Kulchyski recognises UNDRIP as a largely positive document and was an early supporter of its adoption in Canada when the Government initially opposed the declaration for political reasons. Closer inspection of UNDRIP, however, has given Kulchyski cause for concern. Although Canada’s Supreme Court understands the necessity to differentiate between Aboriginal and human rights, the UN declaration does not appear to appreciate the nuances. “While a worthy document, UNDRIP does not establish such legal architecture and many of its supporters characterise it as an ‘extension’ of the Declaration of Human Rights,” explains Kulchyski.
The worry is that the UN is basically underlining and only protecting the human rights of Indigenous peoples. Human rights are, of course, not to be sniffed at and UNDRIP, despite its flaws, is considered a significant victory by many Indigenous groups across the world. But without the legal architecture found in the Canadian Constitution, what is there to guarantee that human rights will not again be misappropriated as a weapon against Aboriginal communities?
FROM THE GROUND UP
In their current position, the status of the Begade Shuhtagotine is one of marginalisation. They do not have decision-making powers over their own traditional lands, that are now subject to serious interest by oil exploration companies, or the funding and employment opportunities that the other signatories of the Sahtu Treaty enjoy.
In documenting their situation, Kulchyski has spent time taking part in some of the cultural practises that, for other communities at least, are protected as Aboriginal rights. For the Begade Shuhtagotine, such traditions include fishing, and hunting the caribou and mountain sheep found in their ancestral homelands east of the Mackenzie Mountains. The process of determining Aboriginal rights may be ongoing but the Canadian courts have come to an underlying definition that they constitute the customs, practices and traditions integral to a peoples’ distinctive culture. Kulchyski illustrates what Section 25 means in practical terms: “My Begade Shuhtagotine friends may hunt ducks in spring. Because of Section 25, I can’t say, ‘I should be able to hunt ducks here in spring as well, since we are all equal under the law’.”

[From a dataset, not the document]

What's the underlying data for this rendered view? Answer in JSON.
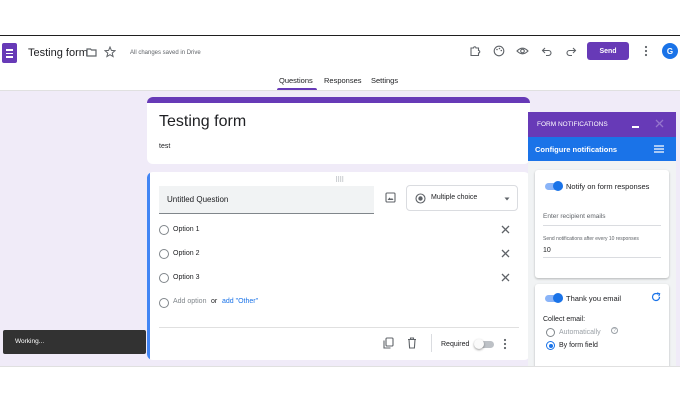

The Constitution provides hope, but Kulchyski’s Aboriginal friends are in a bind. While they maintain their Aboriginal land titles, the State maintains they have officially been handed over. In his most recent and forthcoming publications, Kulchyski intends to bring the issues of the Begade Shuhtagotine to the attention of policy makers in Canada to highlight the failings of current Federal land surrender treaties. It is, however, up close and personal that Kulchyski believes the real differences can be made, by working with and among those whose rights are ignored, despite the existence of a variety of constitutional and legal tools. To make real changes in the circumstances of marginalised communities, Kulchyski believes they must be forged in the bush.